(Dataset items)

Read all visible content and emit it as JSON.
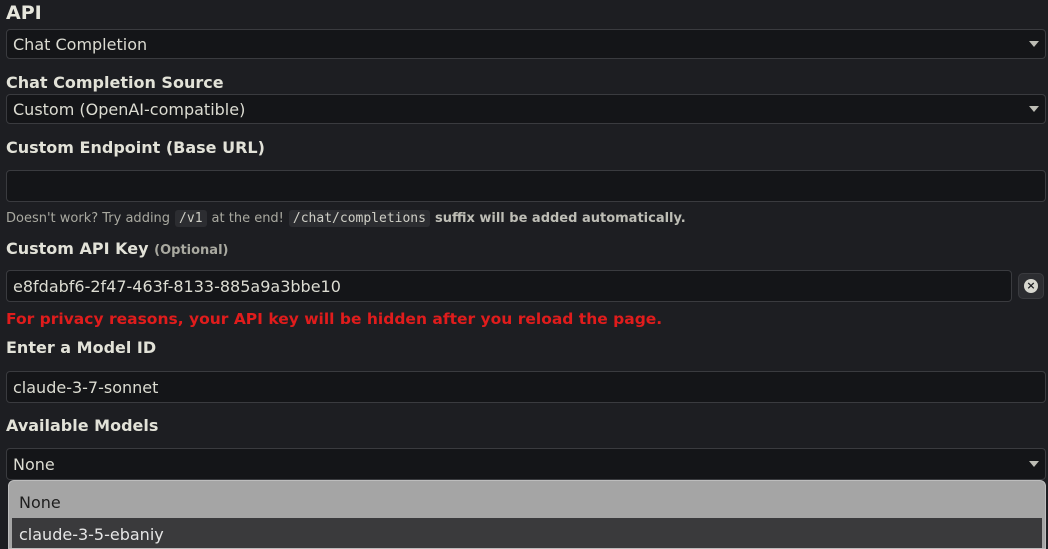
{
  "api": {
    "title": "API",
    "value": "Chat Completion"
  },
  "source": {
    "label": "Chat Completion Source",
    "value": "Custom (OpenAI-compatible)"
  },
  "endpoint": {
    "label": "Custom Endpoint (Base URL)",
    "value": "",
    "hint_prefix": "Doesn't work? Try adding",
    "hint_code1": "/v1",
    "hint_mid": "at the end!",
    "hint_code2": "/chat/completions",
    "hint_suffix": "suffix will be added automatically."
  },
  "api_key": {
    "label": "Custom API Key",
    "optional": "(Optional)",
    "value": "e8fdabf6-2f47-463f-8133-885a9a3bbe10",
    "clear_icon": "close-circle-icon",
    "warning": "For privacy reasons, your API key will be hidden after you reload the page."
  },
  "model_id": {
    "label": "Enter a Model ID",
    "value": "claude-3-7-sonnet"
  },
  "available_models": {
    "label": "Available Models",
    "value": "None",
    "options": [
      "None",
      "claude-3-5-ebaniy"
    ],
    "highlighted_option": "claude-3-5-ebaniy"
  }
}
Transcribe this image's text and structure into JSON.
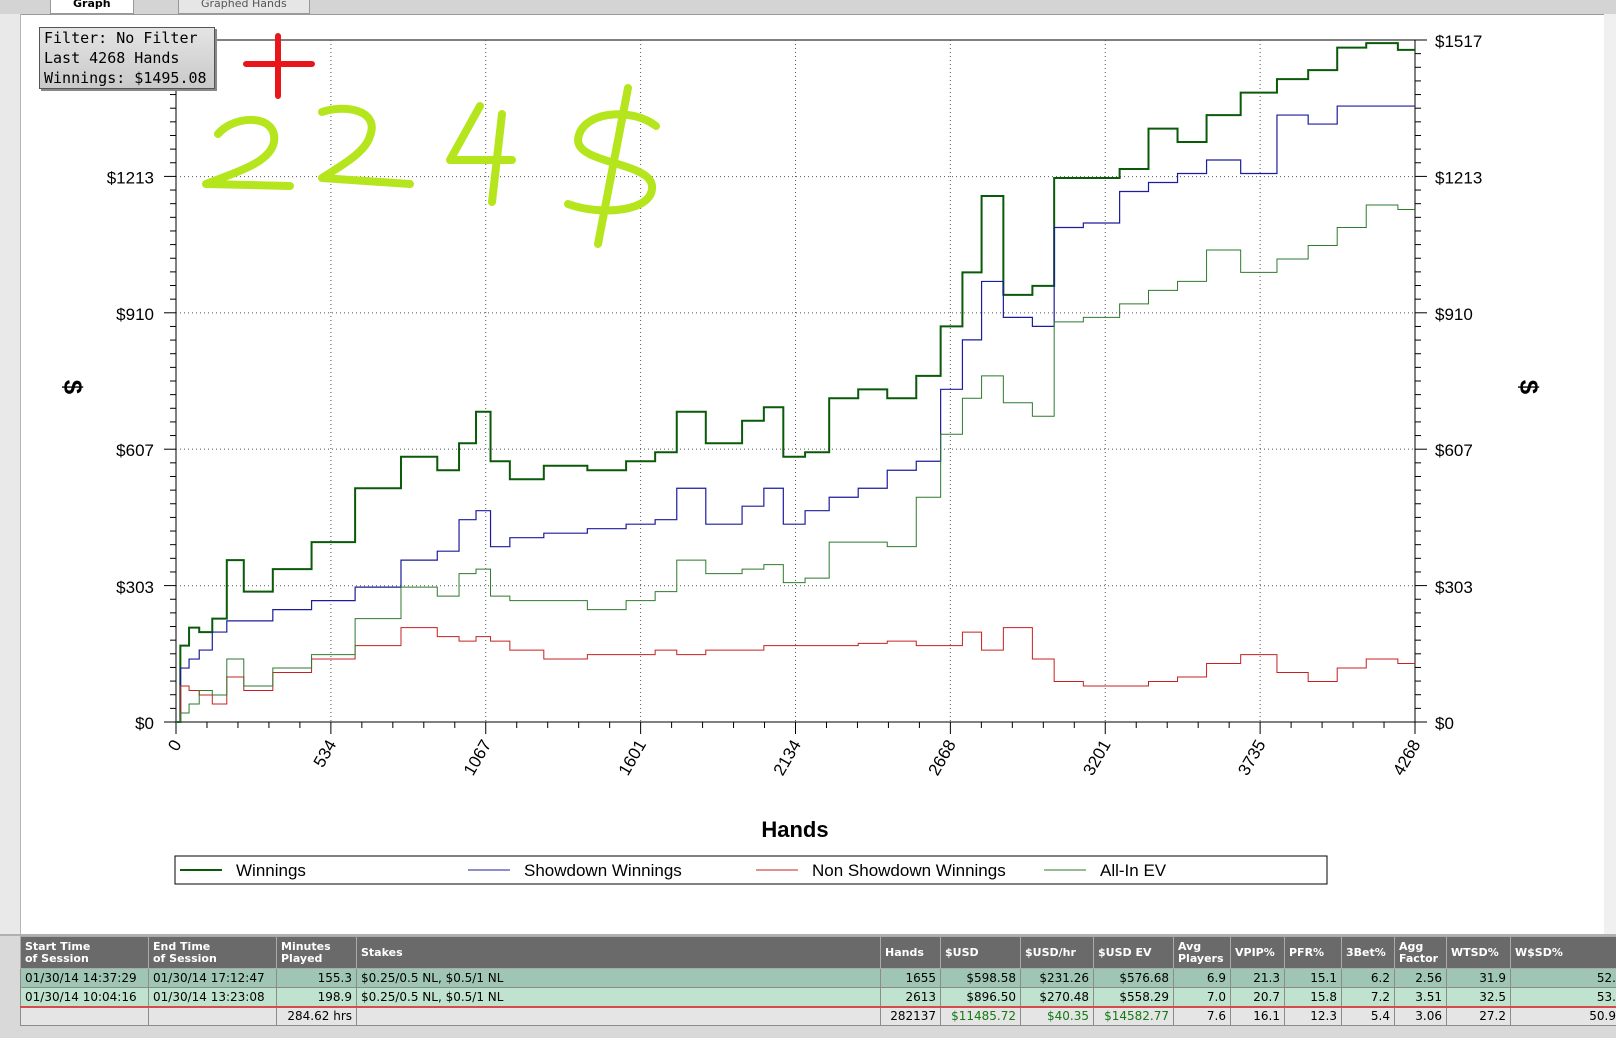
{
  "tabs": [
    {
      "label": "Graph",
      "active": true
    },
    {
      "label": "Graphed Hands",
      "active": false
    }
  ],
  "filter_box": {
    "filter": "Filter: No Filter",
    "last_hands": "Last  4268 Hands",
    "winnings": "Winnings: $1495.08"
  },
  "annotation": {
    "plus": "+",
    "amount": "224$",
    "plus_color": "#e8161b",
    "amount_color": "#b5e61d"
  },
  "chart_data": {
    "type": "line",
    "xlabel": "Hands",
    "ylabel": "$",
    "ylim": [
      0,
      1517
    ],
    "xlim": [
      0,
      4268
    ],
    "x_ticks": [
      "0",
      "534",
      "1067",
      "1601",
      "2134",
      "2668",
      "3201",
      "3735",
      "4268"
    ],
    "y_ticks": [
      "$0",
      "$303",
      "$607",
      "$910",
      "$1213",
      "$1517"
    ],
    "y_tick_values": [
      0,
      303,
      607,
      910,
      1213,
      1517
    ],
    "grid": true,
    "legend_position": "bottom",
    "x": [
      0,
      30,
      60,
      100,
      150,
      200,
      267,
      400,
      534,
      700,
      850,
      950,
      1000,
      1067,
      1100,
      1200,
      1334,
      1500,
      1601,
      1700,
      1750,
      1900,
      2000,
      2050,
      2134,
      2200,
      2300,
      2400,
      2500,
      2600,
      2668,
      2750,
      2800,
      2900,
      3000,
      3050,
      3201,
      3300,
      3400,
      3500,
      3600,
      3735,
      3850,
      3950,
      4050,
      4150,
      4268
    ],
    "series": [
      {
        "name": "Winnings",
        "color": "#0a5a0a",
        "values": [
          0,
          170,
          210,
          200,
          230,
          360,
          290,
          340,
          400,
          520,
          590,
          560,
          620,
          690,
          580,
          540,
          570,
          560,
          580,
          600,
          690,
          620,
          670,
          700,
          590,
          600,
          720,
          740,
          720,
          770,
          880,
          1000,
          1170,
          950,
          970,
          1210,
          1210,
          1230,
          1320,
          1290,
          1350,
          1400,
          1430,
          1450,
          1500,
          1510,
          1495
        ]
      },
      {
        "name": "Showdown Winnings",
        "color": "#1c1c9c",
        "values": [
          0,
          120,
          140,
          160,
          200,
          225,
          225,
          250,
          270,
          300,
          360,
          380,
          450,
          470,
          390,
          410,
          420,
          430,
          440,
          450,
          520,
          440,
          480,
          520,
          440,
          470,
          500,
          520,
          560,
          580,
          740,
          850,
          980,
          900,
          880,
          1100,
          1110,
          1180,
          1200,
          1220,
          1250,
          1220,
          1350,
          1330,
          1370,
          1370,
          1370
        ]
      },
      {
        "name": "Non Showdown Winnings",
        "color": "#c62020",
        "values": [
          0,
          80,
          70,
          60,
          40,
          100,
          70,
          110,
          140,
          170,
          210,
          190,
          180,
          190,
          180,
          160,
          140,
          150,
          150,
          160,
          150,
          160,
          160,
          170,
          170,
          170,
          170,
          175,
          180,
          170,
          170,
          200,
          160,
          210,
          140,
          90,
          80,
          80,
          90,
          100,
          130,
          150,
          110,
          90,
          120,
          140,
          130
        ]
      },
      {
        "name": "All-In EV",
        "color": "#2e7a2e",
        "values": [
          0,
          20,
          40,
          70,
          60,
          140,
          80,
          120,
          150,
          230,
          300,
          280,
          330,
          340,
          280,
          270,
          270,
          250,
          270,
          290,
          360,
          330,
          340,
          350,
          310,
          320,
          400,
          400,
          390,
          500,
          640,
          720,
          770,
          710,
          680,
          890,
          900,
          930,
          960,
          980,
          1050,
          1000,
          1030,
          1060,
          1100,
          1150,
          1140
        ]
      }
    ]
  },
  "sessions_table": {
    "columns": [
      "Start Time of Session",
      "End Time of Session",
      "Minutes Played",
      "Stakes",
      "Hands",
      "$USD",
      "$USD/hr",
      "$USD EV",
      "Avg Players",
      "VPIP%",
      "PFR%",
      "3Bet%",
      "Agg Factor",
      "WTSD%",
      "W$SD%"
    ],
    "columns_line1": [
      "Start Time",
      "End Time",
      "Minutes",
      "Stakes",
      "Hands",
      "$USD",
      "$USD/hr",
      "$USD EV",
      "Avg",
      "VPIP%",
      "PFR%",
      "3Bet%",
      "Agg",
      "WTSD%",
      "W$SD%"
    ],
    "columns_line2": [
      "of Session",
      "of Session",
      "Played",
      "",
      "",
      "",
      "",
      "",
      "Players",
      "",
      "",
      "",
      "Factor",
      "",
      ""
    ],
    "rows": [
      [
        "01/30/14 14:37:29",
        "01/30/14 17:12:47",
        "155.3",
        "$0.25/0.5 NL, $0.5/1 NL",
        "1655",
        "$598.58",
        "$231.26",
        "$576.68",
        "6.9",
        "21.3",
        "15.1",
        "6.2",
        "2.56",
        "31.9",
        "52."
      ],
      [
        "01/30/14 10:04:16",
        "01/30/14 13:23:08",
        "198.9",
        "$0.25/0.5 NL, $0.5/1 NL",
        "2613",
        "$896.50",
        "$270.48",
        "$558.29",
        "7.0",
        "20.7",
        "15.8",
        "7.2",
        "3.51",
        "32.5",
        "53."
      ]
    ],
    "totals": [
      "",
      "",
      "284.62 hrs",
      "",
      "282137",
      "$11485.72",
      "$40.35",
      "$14582.77",
      "7.6",
      "16.1",
      "12.3",
      "5.4",
      "3.06",
      "27.2",
      "50.9"
    ]
  }
}
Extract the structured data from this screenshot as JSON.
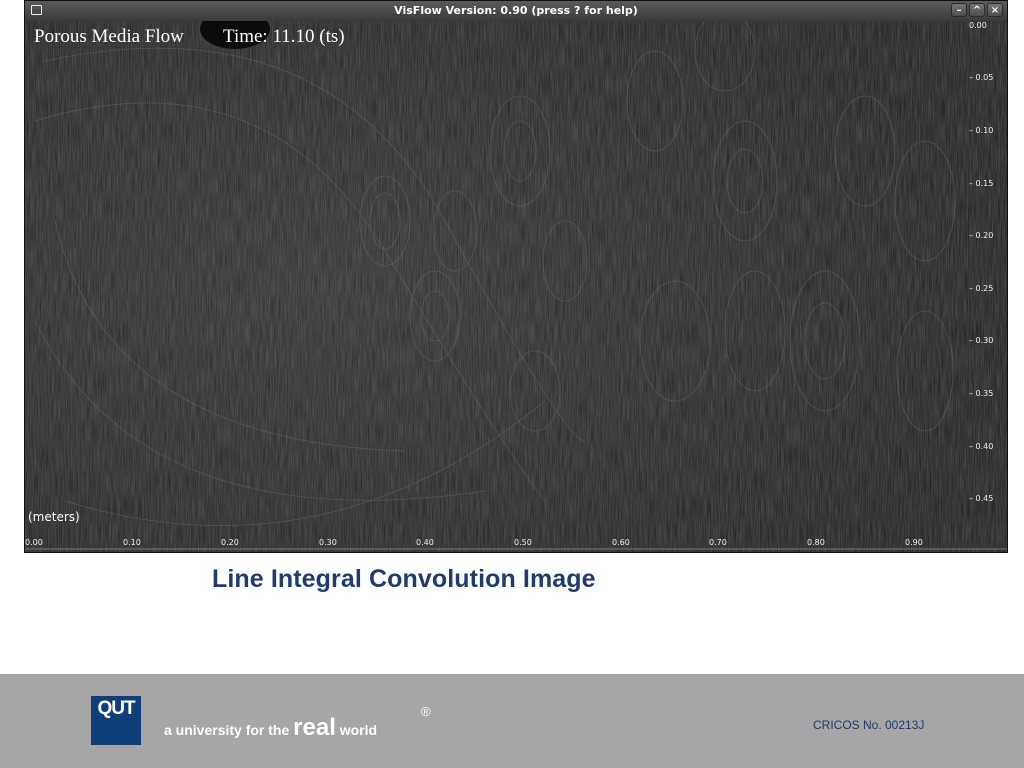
{
  "window": {
    "title": "VisFlow Version: 0.90 (press ? for help)",
    "buttons": [
      "–",
      "^",
      "×"
    ]
  },
  "viewer": {
    "heading": "Porous Media Flow",
    "time": "Time: 11.10 (ts)",
    "units_label": "(meters)",
    "x_axis_ticks": [
      "0.00",
      "0.10",
      "0.20",
      "0.30",
      "0.40",
      "0.50",
      "0.60",
      "0.70",
      "0.80",
      "0.90"
    ],
    "y_axis_ticks": [
      "0.00",
      "– 0.05",
      "– 0.10",
      "– 0.15",
      "– 0.20",
      "– 0.25",
      "– 0.30",
      "– 0.35",
      "– 0.40",
      "– 0.45"
    ]
  },
  "caption": "Line Integral Convolution Image",
  "footer": {
    "logo": "QUT",
    "tagline_prefix": "a university for the",
    "tagline_real": "real",
    "tagline_world": "world",
    "registered": "®",
    "cricos": "CRICOS No. 00213J"
  },
  "colors": {
    "caption": "#1f3c6e",
    "footer_bg": "#a6a6a6",
    "logo_bg": "#0f3f7a"
  }
}
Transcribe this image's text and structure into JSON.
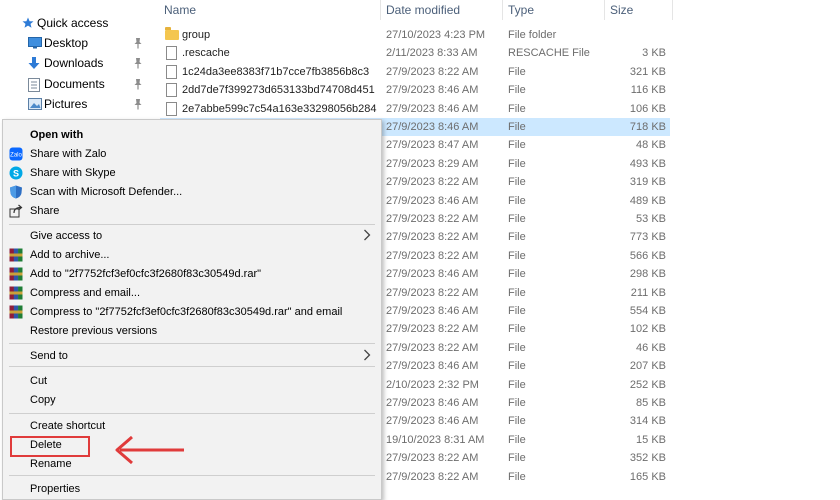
{
  "nav": {
    "items": [
      {
        "label": "Quick access",
        "icon": "star-icon",
        "pinned": false
      },
      {
        "label": "Desktop",
        "icon": "desktop-icon",
        "pinned": true
      },
      {
        "label": "Downloads",
        "icon": "download-icon",
        "pinned": true
      },
      {
        "label": "Documents",
        "icon": "document-icon",
        "pinned": true
      },
      {
        "label": "Pictures",
        "icon": "pictures-icon",
        "pinned": true
      }
    ]
  },
  "file_list": {
    "headers": [
      "Name",
      "Date modified",
      "Type",
      "Size"
    ],
    "rows": [
      {
        "name": "group",
        "date": "27/10/2023 4:23 PM",
        "type": "File folder",
        "size": "",
        "kind": "folder"
      },
      {
        "name": ".rescache",
        "date": "2/11/2023 8:33 AM",
        "type": "RESCACHE File",
        "size": "3 KB",
        "kind": "file"
      },
      {
        "name": "1c24da3ee8383f71b7cce7fb3856b8c3",
        "date": "27/9/2023 8:22 AM",
        "type": "File",
        "size": "321 KB",
        "kind": "file"
      },
      {
        "name": "2dd7de7f399273d653133bd74708d451",
        "date": "27/9/2023 8:46 AM",
        "type": "File",
        "size": "116 KB",
        "kind": "file"
      },
      {
        "name": "2e7abbe599c7c54a163e33298056b284",
        "date": "27/9/2023 8:46 AM",
        "type": "File",
        "size": "106 KB",
        "kind": "file"
      },
      {
        "name": "",
        "date": "27/9/2023 8:46 AM",
        "type": "File",
        "size": "718 KB",
        "kind": "file",
        "selected": true
      },
      {
        "name": "",
        "date": "27/9/2023 8:47 AM",
        "type": "File",
        "size": "48 KB",
        "kind": "file"
      },
      {
        "name": "",
        "date": "27/9/2023 8:29 AM",
        "type": "File",
        "size": "493 KB",
        "kind": "file"
      },
      {
        "name": "",
        "date": "27/9/2023 8:22 AM",
        "type": "File",
        "size": "319 KB",
        "kind": "file"
      },
      {
        "name": "",
        "date": "27/9/2023 8:46 AM",
        "type": "File",
        "size": "489 KB",
        "kind": "file"
      },
      {
        "name": "",
        "date": "27/9/2023 8:22 AM",
        "type": "File",
        "size": "53 KB",
        "kind": "file"
      },
      {
        "name": "",
        "date": "27/9/2023 8:22 AM",
        "type": "File",
        "size": "773 KB",
        "kind": "file"
      },
      {
        "name": "",
        "date": "27/9/2023 8:22 AM",
        "type": "File",
        "size": "566 KB",
        "kind": "file"
      },
      {
        "name": "",
        "date": "27/9/2023 8:46 AM",
        "type": "File",
        "size": "298 KB",
        "kind": "file"
      },
      {
        "name": "",
        "date": "27/9/2023 8:22 AM",
        "type": "File",
        "size": "211 KB",
        "kind": "file"
      },
      {
        "name": "",
        "date": "27/9/2023 8:46 AM",
        "type": "File",
        "size": "554 KB",
        "kind": "file"
      },
      {
        "name": "",
        "date": "27/9/2023 8:22 AM",
        "type": "File",
        "size": "102 KB",
        "kind": "file"
      },
      {
        "name": "",
        "date": "27/9/2023 8:22 AM",
        "type": "File",
        "size": "46 KB",
        "kind": "file"
      },
      {
        "name": "",
        "date": "27/9/2023 8:46 AM",
        "type": "File",
        "size": "207 KB",
        "kind": "file"
      },
      {
        "name": "",
        "date": "2/10/2023 2:32 PM",
        "type": "File",
        "size": "252 KB",
        "kind": "file"
      },
      {
        "name": "",
        "date": "27/9/2023 8:46 AM",
        "type": "File",
        "size": "85 KB",
        "kind": "file"
      },
      {
        "name": "",
        "date": "27/9/2023 8:46 AM",
        "type": "File",
        "size": "314 KB",
        "kind": "file"
      },
      {
        "name": "",
        "date": "19/10/2023 8:31 AM",
        "type": "File",
        "size": "15 KB",
        "kind": "file"
      },
      {
        "name": "",
        "date": "27/9/2023 8:22 AM",
        "type": "File",
        "size": "352 KB",
        "kind": "file"
      },
      {
        "name": "",
        "date": "27/9/2023 8:22 AM",
        "type": "File",
        "size": "165 KB",
        "kind": "file"
      }
    ]
  },
  "context_menu": {
    "items": [
      {
        "label": "Open with",
        "bold": true,
        "icon": "",
        "submenu": false
      },
      {
        "label": "Share with Zalo",
        "icon": "zalo-icon",
        "submenu": false
      },
      {
        "label": "Share with Skype",
        "icon": "skype-icon",
        "submenu": false
      },
      {
        "label": "Scan with Microsoft Defender...",
        "icon": "defender-shield-icon",
        "submenu": false
      },
      {
        "label": "Share",
        "icon": "share-icon",
        "submenu": false
      },
      {
        "sep": true
      },
      {
        "label": "Give access to",
        "icon": "",
        "submenu": true
      },
      {
        "label": "Add to archive...",
        "icon": "winrar-icon",
        "submenu": false
      },
      {
        "label": "Add to \"2f7752fcf3ef0cfc3f2680f83c30549d.rar\"",
        "icon": "winrar-icon",
        "submenu": false
      },
      {
        "label": "Compress and email...",
        "icon": "winrar-icon",
        "submenu": false
      },
      {
        "label": "Compress to \"2f7752fcf3ef0cfc3f2680f83c30549d.rar\" and email",
        "icon": "winrar-icon",
        "submenu": false
      },
      {
        "label": "Restore previous versions",
        "icon": "",
        "submenu": false
      },
      {
        "sep": true
      },
      {
        "label": "Send to",
        "icon": "",
        "submenu": true
      },
      {
        "sep": true
      },
      {
        "label": "Cut",
        "icon": "",
        "submenu": false
      },
      {
        "label": "Copy",
        "icon": "",
        "submenu": false
      },
      {
        "sep": true
      },
      {
        "label": "Create shortcut",
        "icon": "",
        "submenu": false
      },
      {
        "label": "Delete",
        "icon": "",
        "submenu": false,
        "highlighted": true
      },
      {
        "label": "Rename",
        "icon": "",
        "submenu": false
      },
      {
        "sep": true
      },
      {
        "label": "Properties",
        "icon": "",
        "submenu": false
      }
    ]
  },
  "colors": {
    "selection": "#cce8ff",
    "annotation_red": "#e03b3b",
    "menu_bg": "#f2f2f2"
  }
}
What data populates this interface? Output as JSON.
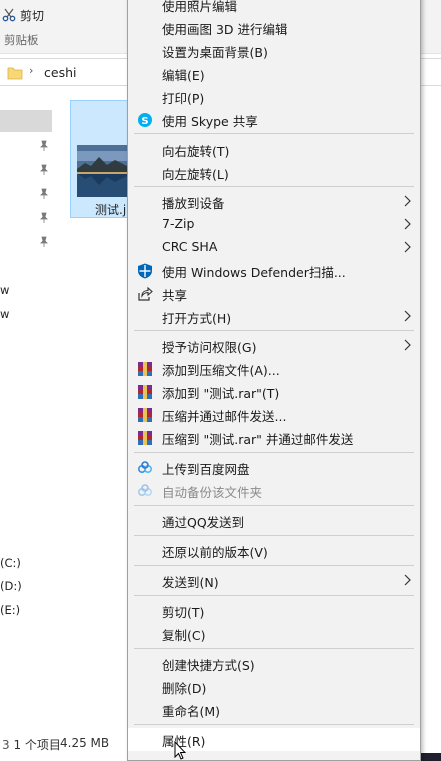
{
  "explorer": {
    "ribbon": {
      "cut_label": "剪切",
      "group_label": "剪贴板"
    },
    "address": {
      "path": "ceshi"
    },
    "nav": {
      "fragments": [
        "w",
        "w",
        "(C:)",
        "(D:)",
        "(E:)"
      ]
    },
    "file": {
      "name": "测试.j"
    },
    "status": {
      "items": "1 个项目",
      "size": "4.25 MB"
    }
  },
  "menu": {
    "items": {
      "photos_edit": "使用照片编辑",
      "paint3d_edit": "使用画图 3D 进行编辑",
      "set_background": "设置为桌面背景(B)",
      "edit": "编辑(E)",
      "print": "打印(P)",
      "skype_share": "使用 Skype 共享",
      "rotate_right": "向右旋转(T)",
      "rotate_left": "向左旋转(L)",
      "cast_to_device": "播放到设备",
      "seven_zip": "7-Zip",
      "crc_sha": "CRC SHA",
      "defender_scan": "使用 Windows Defender扫描...",
      "share": "共享",
      "open_with": "打开方式(H)",
      "give_access": "授予访问权限(G)",
      "add_to_archive": "添加到压缩文件(A)...",
      "add_to_rar": "添加到 \"测试.rar\"(T)",
      "compress_email": "压缩并通过邮件发送...",
      "compress_rar_email": "压缩到 \"测试.rar\" 并通过邮件发送",
      "upload_baidu": "上传到百度网盘",
      "auto_backup": "自动备份该文件夹",
      "send_via_qq": "通过QQ发送到",
      "restore_versions": "还原以前的版本(V)",
      "send_to": "发送到(N)",
      "cut": "剪切(T)",
      "copy": "复制(C)",
      "create_shortcut": "创建快捷方式(S)",
      "delete": "删除(D)",
      "rename": "重命名(M)",
      "properties": "属性(R)"
    }
  },
  "colors": {
    "menu_bg": "#f2f2f2",
    "menu_hover": "#ffffff",
    "selection": "#cce8ff",
    "winrar_red": "#b3262a",
    "skype_blue": "#00aff0",
    "defender_blue": "#0067b8"
  }
}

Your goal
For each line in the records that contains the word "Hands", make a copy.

Result of this task
      "label": "Graphed Hands",
    "last_hands": "Last  4268 Hands",
    "xlabel": "Hands",
      "Hands",
      "Hands",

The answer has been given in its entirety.